> _Your objective_: The answer should be the records below, word for word, with every image left out.

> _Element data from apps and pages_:
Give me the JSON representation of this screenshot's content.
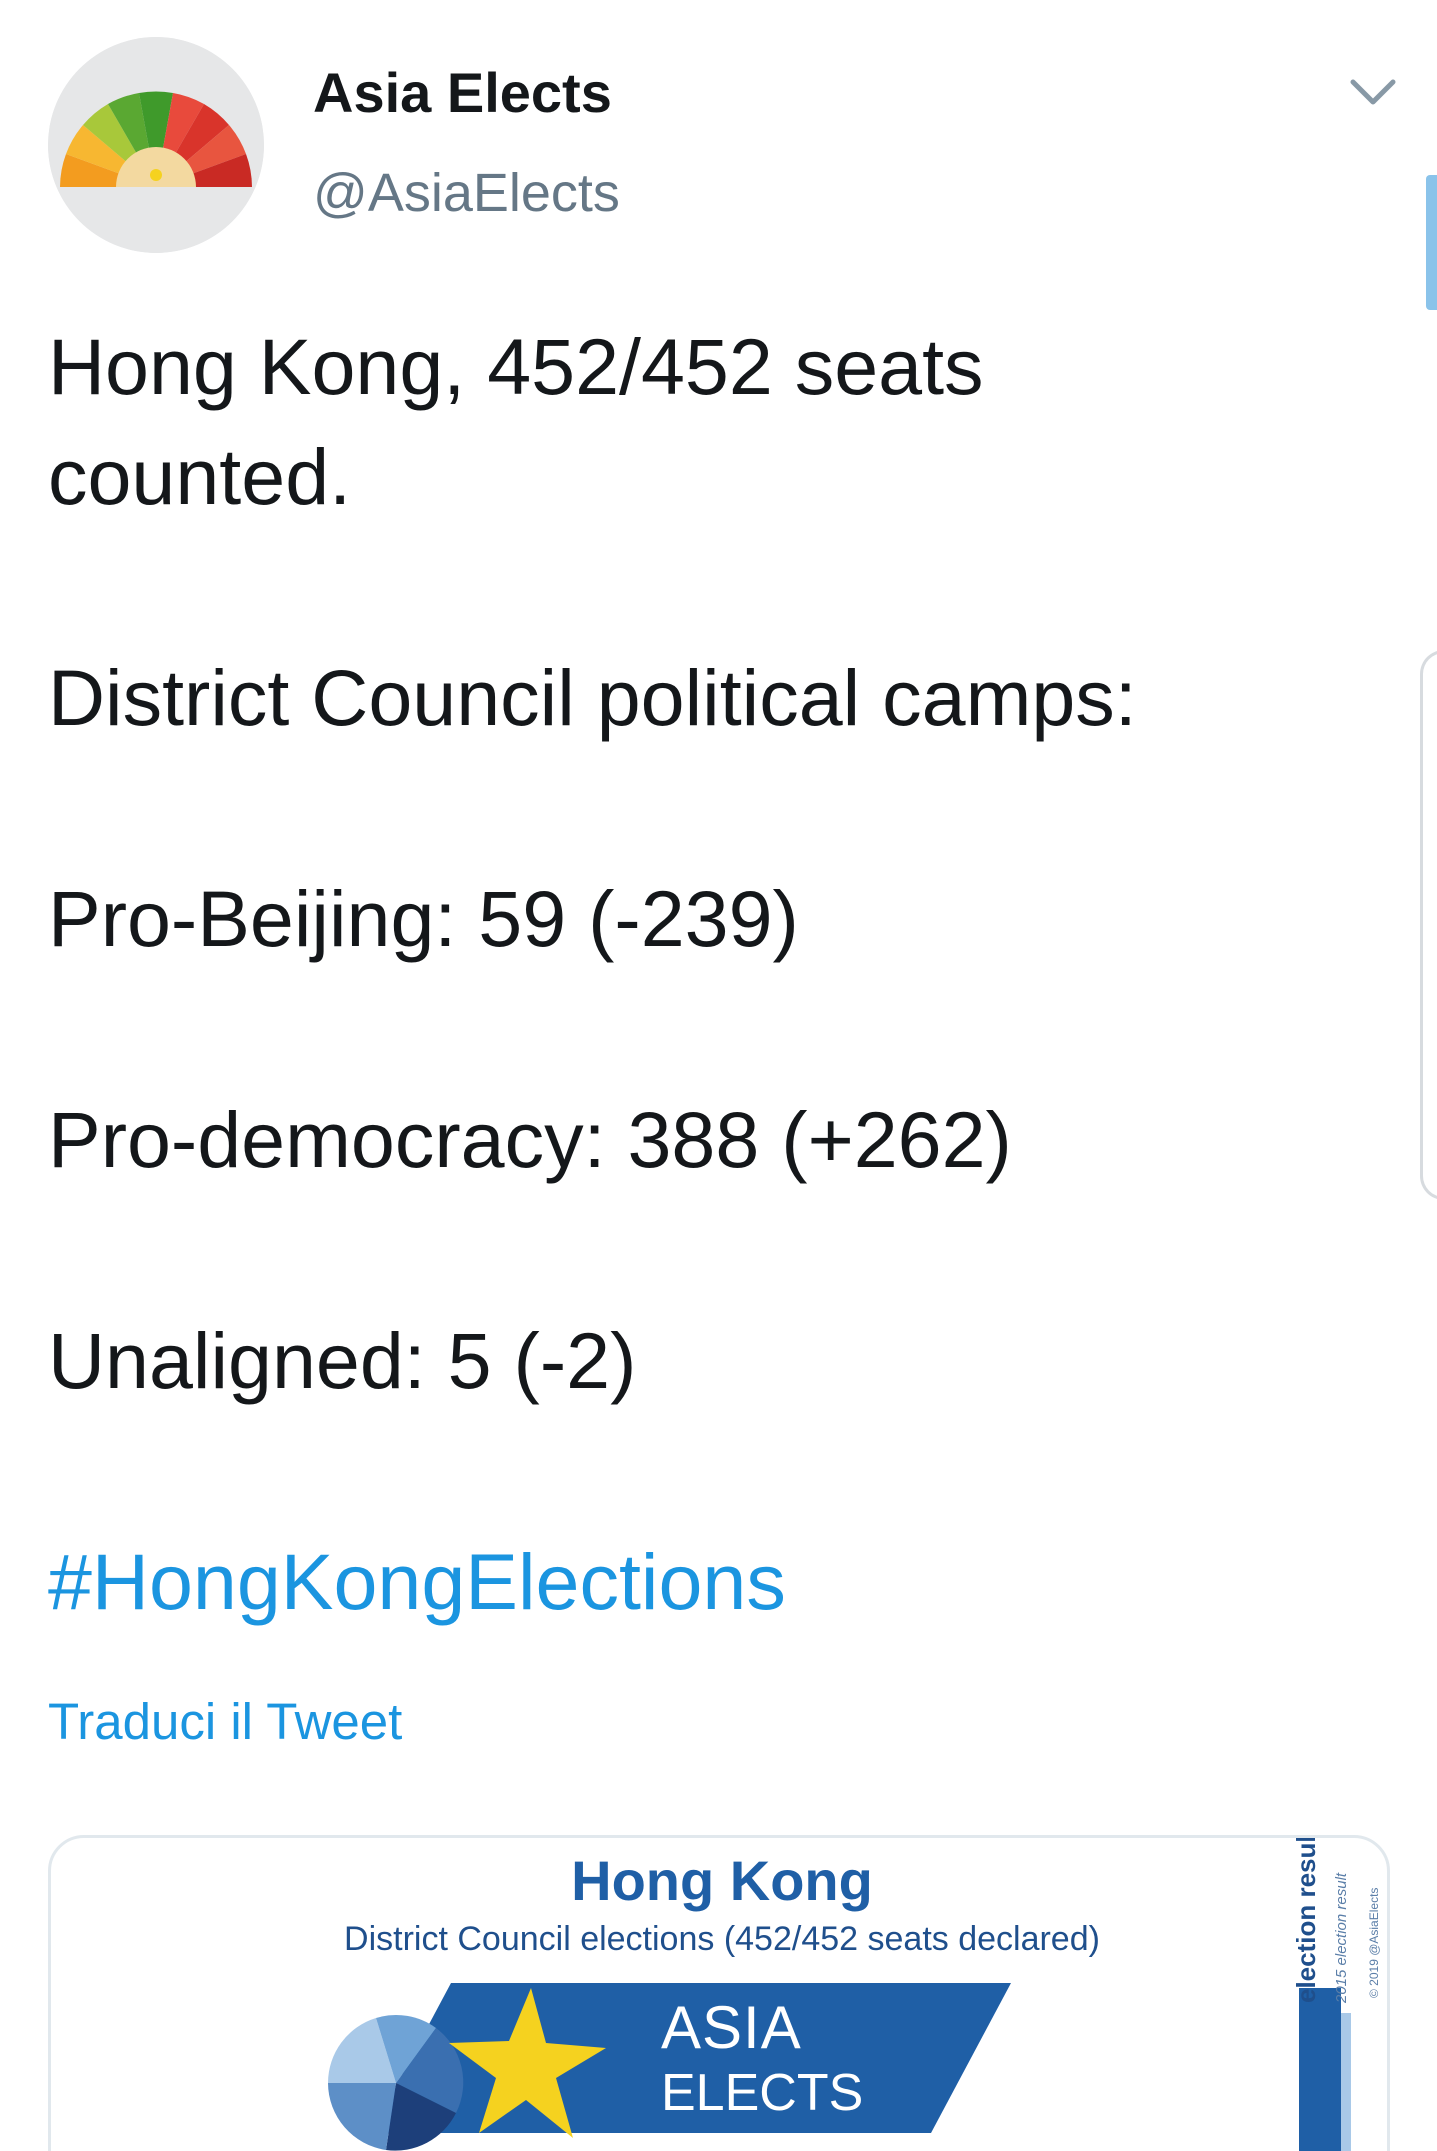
{
  "author": {
    "display_name": "Asia Elects",
    "handle": "@AsiaElects"
  },
  "tweet": {
    "lines": {
      "l1": "Hong Kong, 452/452 seats",
      "l2": "counted.",
      "l3": "District Council political camps:",
      "l4": "Pro-Beijing: 59 (-239)",
      "l5": "Pro-democracy: 388 (+262)",
      "l6": "Unaligned: 5 (-2)"
    },
    "hashtag": "#HongKongElections",
    "translate_label": "Traduci il Tweet"
  },
  "media": {
    "title": "Hong Kong",
    "subtitle": "District Council elections (452/452 seats declared)",
    "brand_line_1": "ASIA",
    "brand_line_2": "ELECTS",
    "side_label": "election result",
    "side_sub": "2015 election result",
    "side_copy": "© 2019 @AsiaElects"
  },
  "colors": {
    "link": "#1b95e0",
    "text": "#14171a",
    "secondary": "#657786",
    "banner_blue": "#1f5fa6",
    "star_yellow": "#f5d21f"
  },
  "icons": {
    "caret": "chevron-down-icon",
    "avatar": "asia-elects-fan-logo"
  }
}
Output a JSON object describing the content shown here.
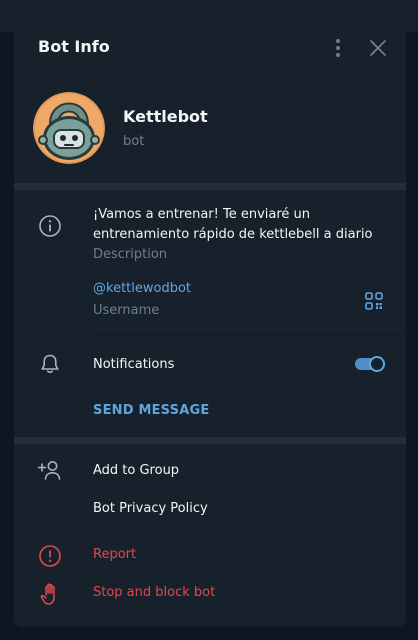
{
  "header": {
    "title": "Bot Info"
  },
  "profile": {
    "name": "Kettlebot",
    "subtitle": "bot"
  },
  "info": {
    "description": "¡Vamos a entrenar! Te enviaré un entrenamiento rápido de kettlebell a diario",
    "description_label": "Description",
    "username": "@kettlewodbot",
    "username_label": "Username"
  },
  "notifications": {
    "label": "Notifications",
    "enabled": true
  },
  "actions": {
    "send_message": "SEND MESSAGE",
    "add_to_group": "Add to Group",
    "privacy_policy": "Bot Privacy Policy",
    "report": "Report",
    "stop_block": "Stop and block bot"
  },
  "colors": {
    "accent": "#62a7e3",
    "danger": "#e5474c",
    "panel": "#17212b",
    "text": "#f5f5f5",
    "muted": "#6d7f8f"
  }
}
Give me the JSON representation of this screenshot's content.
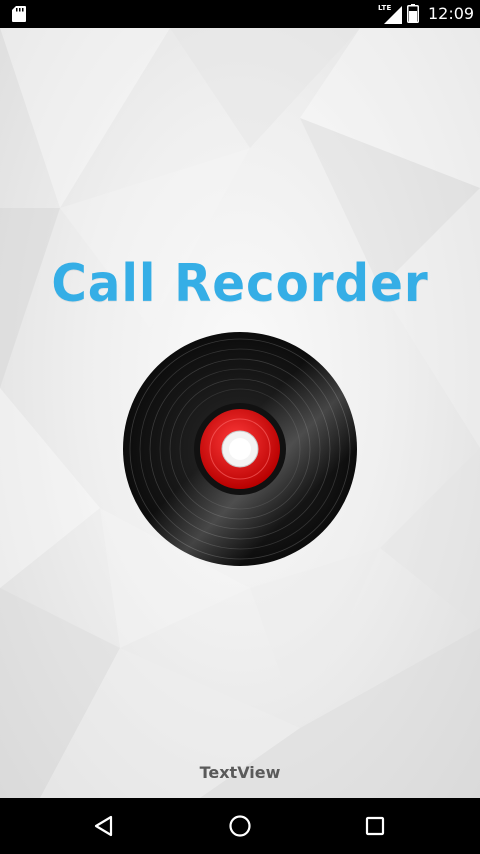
{
  "status_bar": {
    "network_label": "LTE",
    "time": "12:09",
    "icons": [
      "sd-card-icon",
      "signal-icon",
      "battery-icon"
    ]
  },
  "app": {
    "title": "Call Recorder",
    "title_color": "#35aee6",
    "bottom_text": "TextView"
  },
  "nav_bar": {
    "buttons": [
      "back-icon",
      "home-icon",
      "recents-icon"
    ]
  }
}
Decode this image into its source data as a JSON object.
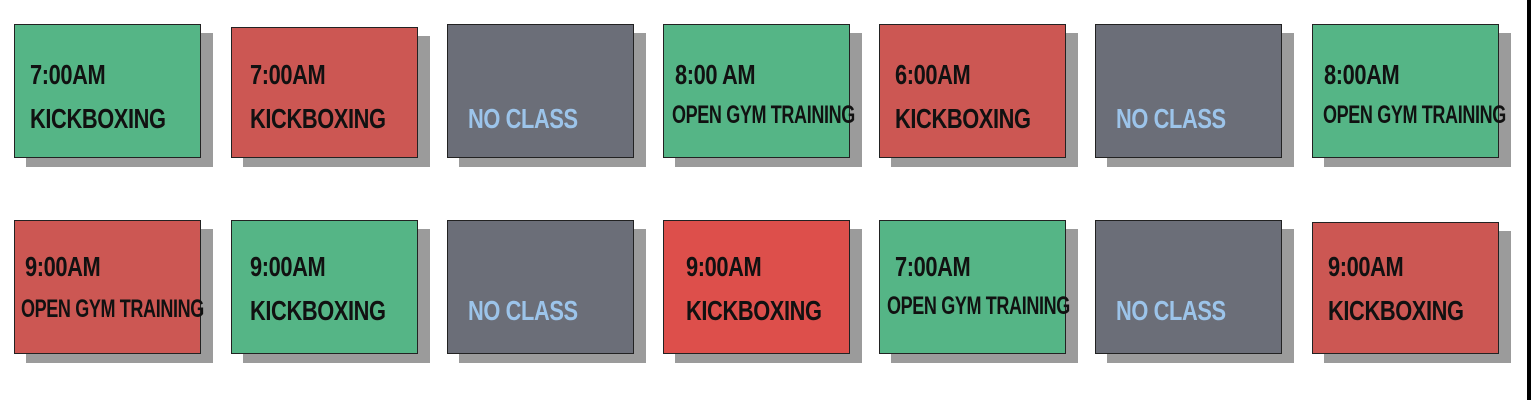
{
  "colors": {
    "green": "#55b586",
    "red": "#cc5753",
    "red_bright": "#dd4f4b",
    "gray": "#6b6e78",
    "no_class_text": "#9cc4ea",
    "shadow": "#9b9b9b"
  },
  "schedule": {
    "row1": [
      {
        "time": "7:00AM",
        "class": "KICKBOXING",
        "color": "green"
      },
      {
        "time": "7:00AM",
        "class": "KICKBOXING",
        "color": "red"
      },
      {
        "time": "",
        "class": "NO CLASS",
        "color": "gray"
      },
      {
        "time": "8:00 AM",
        "class": "OPEN GYM TRAINING",
        "color": "green"
      },
      {
        "time": "6:00AM",
        "class": "KICKBOXING",
        "color": "red"
      },
      {
        "time": "",
        "class": "NO CLASS",
        "color": "gray"
      },
      {
        "time": "8:00AM",
        "class": "OPEN GYM TRAINING",
        "color": "green"
      }
    ],
    "row2": [
      {
        "time": "9:00AM",
        "class": "OPEN GYM TRAINING",
        "color": "red"
      },
      {
        "time": "9:00AM",
        "class": "KICKBOXING",
        "color": "green"
      },
      {
        "time": "",
        "class": "NO CLASS",
        "color": "gray"
      },
      {
        "time": "9:00AM",
        "class": "KICKBOXING",
        "color": "red_bright"
      },
      {
        "time": "7:00AM",
        "class": "OPEN GYM TRAINING",
        "color": "green"
      },
      {
        "time": "",
        "class": "NO CLASS",
        "color": "gray"
      },
      {
        "time": "9:00AM",
        "class": "KICKBOXING",
        "color": "red"
      }
    ]
  }
}
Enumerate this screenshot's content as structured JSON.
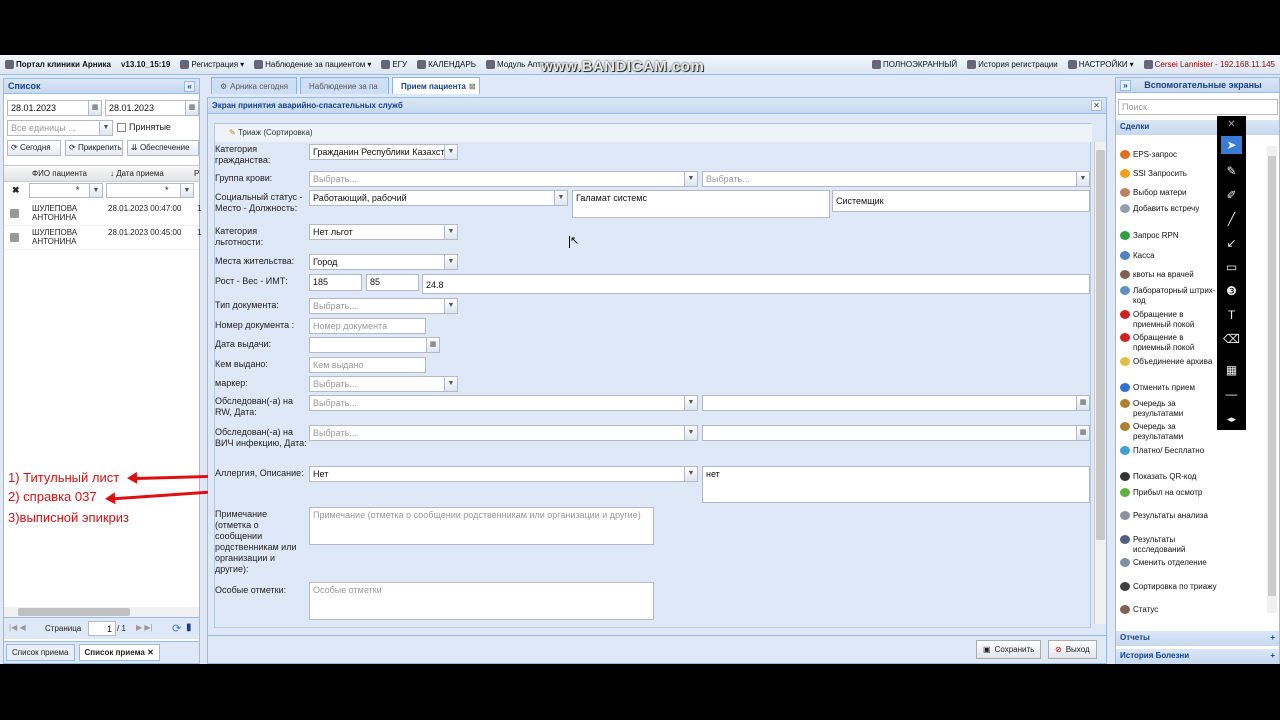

> _Answer to the exercise_:
Give me the JSON representation of this screenshot's content.
{
  "author": {
    "display_name": "Asia Elects",
    "handle": "@AsiaElects"
  },
  "tweet": {
    "lines": {
      "l1": "Hong Kong, 452/452 seats",
      "l2": "counted.",
      "l3": "District Council political camps:",
      "l4": "Pro-Beijing: 59 (-239)",
      "l5": "Pro-democracy: 388 (+262)",
      "l6": "Unaligned: 5 (-2)"
    },
    "hashtag": "#HongKongElections",
    "translate_label": "Traduci il Tweet"
  },
  "media": {
    "title": "Hong Kong",
    "subtitle": "District Council elections (452/452 seats declared)",
    "brand_line_1": "ASIA",
    "brand_line_2": "ELECTS",
    "side_label": "election result",
    "side_sub": "2015 election result",
    "side_copy": "© 2019 @AsiaElects"
  },
  "colors": {
    "link": "#1b95e0",
    "text": "#14171a",
    "secondary": "#657786",
    "banner_blue": "#1f5fa6",
    "star_yellow": "#f5d21f"
  },
  "icons": {
    "caret": "chevron-down-icon",
    "avatar": "asia-elects-fan-logo"
  }
}
Output a JSON object describing the content shown here.
{
  "header": {
    "title": "Bot Info"
  },
  "profile": {
    "name": "Kettlebot",
    "subtitle": "bot"
  },
  "info": {
    "description": "¡Vamos a entrenar! Te enviaré un entrenamiento rápido de kettlebell a diario",
    "description_label": "Description",
    "username": "@kettlewodbot",
    "username_label": "Username"
  },
  "notifications": {
    "label": "Notifications",
    "enabled": true
  },
  "actions": {
    "send_message": "SEND MESSAGE",
    "add_to_group": "Add to Group",
    "privacy_policy": "Bot Privacy Policy",
    "report": "Report",
    "stop_block": "Stop and block bot"
  },
  "colors": {
    "accent": "#62a7e3",
    "danger": "#e5474c",
    "panel": "#17212b",
    "text": "#f5f5f5",
    "muted": "#6d7f8f"
  }
}
Give me the JSON representation of this screenshot's content.
{
  "status_bar": {
    "network_label": "LTE",
    "time": "12:09",
    "icons": [
      "sd-card-icon",
      "signal-icon",
      "battery-icon"
    ]
  },
  "app": {
    "title": "Call Recorder",
    "title_color": "#35aee6",
    "bottom_text": "TextView"
  },
  "nav_bar": {
    "buttons": [
      "back-icon",
      "home-icon",
      "recents-icon"
    ]
  }
}
Decode this image into its source data as a JSON object.
{
  "colors": {
    "green": "#55b586",
    "red": "#cc5753",
    "red_bright": "#dd4f4b",
    "gray": "#6b6e78",
    "no_class_text": "#9cc4ea",
    "shadow": "#9b9b9b"
  },
  "schedule": {
    "row1": [
      {
        "time": "7:00AM",
        "class": "KICKBOXING",
        "color": "green"
      },
      {
        "time": "7:00AM",
        "class": "KICKBOXING",
        "color": "red"
      },
      {
        "time": "",
        "class": "NO CLASS",
        "color": "gray"
      },
      {
        "time": "8:00 AM",
        "class": "OPEN GYM TRAINING",
        "color": "green"
      },
      {
        "time": "6:00AM",
        "class": "KICKBOXING",
        "color": "red"
      },
      {
        "time": "",
        "class": "NO CLASS",
        "color": "gray"
      },
      {
        "time": "8:00AM",
        "class": "OPEN GYM TRAINING",
        "color": "green"
      }
    ],
    "row2": [
      {
        "time": "9:00AM",
        "class": "OPEN GYM TRAINING",
        "color": "red"
      },
      {
        "time": "9:00AM",
        "class": "KICKBOXING",
        "color": "green"
      },
      {
        "time": "",
        "class": "NO CLASS",
        "color": "gray"
      },
      {
        "time": "9:00AM",
        "class": "KICKBOXING",
        "color": "red_bright"
      },
      {
        "time": "7:00AM",
        "class": "OPEN GYM TRAINING",
        "color": "green"
      },
      {
        "time": "",
        "class": "NO CLASS",
        "color": "gray"
      },
      {
        "time": "9:00AM",
        "class": "KICKBOXING",
        "color": "red"
      }
    ]
  }
}
Enumerate this screenshot's content as structured JSON.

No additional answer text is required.